**What you need to do:** All of the entries below are to be copied word for word.

**Entries supplied:**

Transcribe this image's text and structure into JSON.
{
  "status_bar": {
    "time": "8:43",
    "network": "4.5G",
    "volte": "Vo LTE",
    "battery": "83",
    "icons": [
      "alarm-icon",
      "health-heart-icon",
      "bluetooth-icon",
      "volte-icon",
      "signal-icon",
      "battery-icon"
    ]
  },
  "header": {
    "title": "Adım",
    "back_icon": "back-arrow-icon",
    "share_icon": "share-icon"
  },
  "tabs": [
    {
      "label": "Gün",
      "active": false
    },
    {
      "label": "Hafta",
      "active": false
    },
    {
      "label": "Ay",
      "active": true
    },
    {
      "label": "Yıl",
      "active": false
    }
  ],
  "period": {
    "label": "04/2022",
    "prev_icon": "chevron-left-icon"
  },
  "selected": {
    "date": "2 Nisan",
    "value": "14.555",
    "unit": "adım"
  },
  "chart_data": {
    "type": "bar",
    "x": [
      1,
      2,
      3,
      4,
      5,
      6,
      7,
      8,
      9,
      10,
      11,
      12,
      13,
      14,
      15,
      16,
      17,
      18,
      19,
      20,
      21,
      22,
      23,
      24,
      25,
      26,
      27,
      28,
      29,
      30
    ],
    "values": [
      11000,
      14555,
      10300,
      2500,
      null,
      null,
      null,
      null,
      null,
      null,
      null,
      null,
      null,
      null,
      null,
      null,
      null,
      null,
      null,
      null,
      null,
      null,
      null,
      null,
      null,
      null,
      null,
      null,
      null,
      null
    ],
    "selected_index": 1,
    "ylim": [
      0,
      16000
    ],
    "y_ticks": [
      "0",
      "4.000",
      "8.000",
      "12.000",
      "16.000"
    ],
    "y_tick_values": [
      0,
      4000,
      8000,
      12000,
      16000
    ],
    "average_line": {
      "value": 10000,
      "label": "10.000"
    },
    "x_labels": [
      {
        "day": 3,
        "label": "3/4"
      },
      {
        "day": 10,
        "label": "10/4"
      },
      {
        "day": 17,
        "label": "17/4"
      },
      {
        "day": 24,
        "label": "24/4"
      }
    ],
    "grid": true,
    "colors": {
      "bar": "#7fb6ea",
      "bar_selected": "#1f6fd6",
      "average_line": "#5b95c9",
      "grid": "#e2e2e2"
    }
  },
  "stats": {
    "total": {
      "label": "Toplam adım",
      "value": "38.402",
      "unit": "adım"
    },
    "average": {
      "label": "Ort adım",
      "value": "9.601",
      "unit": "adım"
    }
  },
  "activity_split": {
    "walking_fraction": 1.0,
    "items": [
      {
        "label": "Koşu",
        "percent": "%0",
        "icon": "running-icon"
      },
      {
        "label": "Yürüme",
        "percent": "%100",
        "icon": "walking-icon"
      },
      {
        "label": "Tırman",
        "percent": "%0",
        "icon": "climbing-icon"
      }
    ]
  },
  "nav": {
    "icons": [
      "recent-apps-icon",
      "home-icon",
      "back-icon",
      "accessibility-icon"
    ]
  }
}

**Answer space:**
Transcribe this image's text and structure into JSON.
{
  "status_bar": {
    "time": "8:43",
    "network": "4.5G",
    "volte": "Vo LTE",
    "battery": "83",
    "icons": [
      "alarm-icon",
      "health-heart-icon",
      "bluetooth-icon",
      "volte-icon",
      "signal-icon",
      "battery-icon"
    ]
  },
  "header": {
    "title": "Adım",
    "back_icon": "back-arrow-icon",
    "share_icon": "share-icon"
  },
  "tabs": [
    {
      "label": "Gün",
      "active": false
    },
    {
      "label": "Hafta",
      "active": false
    },
    {
      "label": "Ay",
      "active": true
    },
    {
      "label": "Yıl",
      "active": false
    }
  ],
  "period": {
    "label": "04/2022",
    "prev_icon": "chevron-left-icon"
  },
  "selected": {
    "date": "2 Nisan",
    "value": "14.555",
    "unit": "adım"
  },
  "chart_data": {
    "type": "bar",
    "x": [
      1,
      2,
      3,
      4,
      5,
      6,
      7,
      8,
      9,
      10,
      11,
      12,
      13,
      14,
      15,
      16,
      17,
      18,
      19,
      20,
      21,
      22,
      23,
      24,
      25,
      26,
      27,
      28,
      29,
      30
    ],
    "values": [
      11000,
      14555,
      10300,
      2500,
      null,
      null,
      null,
      null,
      null,
      null,
      null,
      null,
      null,
      null,
      null,
      null,
      null,
      null,
      null,
      null,
      null,
      null,
      null,
      null,
      null,
      null,
      null,
      null,
      null,
      null
    ],
    "selected_index": 1,
    "ylim": [
      0,
      16000
    ],
    "y_ticks": [
      "0",
      "4.000",
      "8.000",
      "12.000",
      "16.000"
    ],
    "y_tick_values": [
      0,
      4000,
      8000,
      12000,
      16000
    ],
    "average_line": {
      "value": 10000,
      "label": "10.000"
    },
    "x_labels": [
      {
        "day": 3,
        "label": "3/4"
      },
      {
        "day": 10,
        "label": "10/4"
      },
      {
        "day": 17,
        "label": "17/4"
      },
      {
        "day": 24,
        "label": "24/4"
      }
    ],
    "grid": true,
    "colors": {
      "bar": "#7fb6ea",
      "bar_selected": "#1f6fd6",
      "average_line": "#5b95c9",
      "grid": "#e2e2e2"
    }
  },
  "stats": {
    "total": {
      "label": "Toplam adım",
      "value": "38.402",
      "unit": "adım"
    },
    "average": {
      "label": "Ort adım",
      "value": "9.601",
      "unit": "adım"
    }
  },
  "activity_split": {
    "walking_fraction": 1.0,
    "items": [
      {
        "label": "Koşu",
        "percent": "%0",
        "icon": "running-icon"
      },
      {
        "label": "Yürüme",
        "percent": "%100",
        "icon": "walking-icon"
      },
      {
        "label": "Tırman",
        "percent": "%0",
        "icon": "climbing-icon"
      }
    ]
  },
  "nav": {
    "icons": [
      "recent-apps-icon",
      "home-icon",
      "back-icon",
      "accessibility-icon"
    ]
  }
}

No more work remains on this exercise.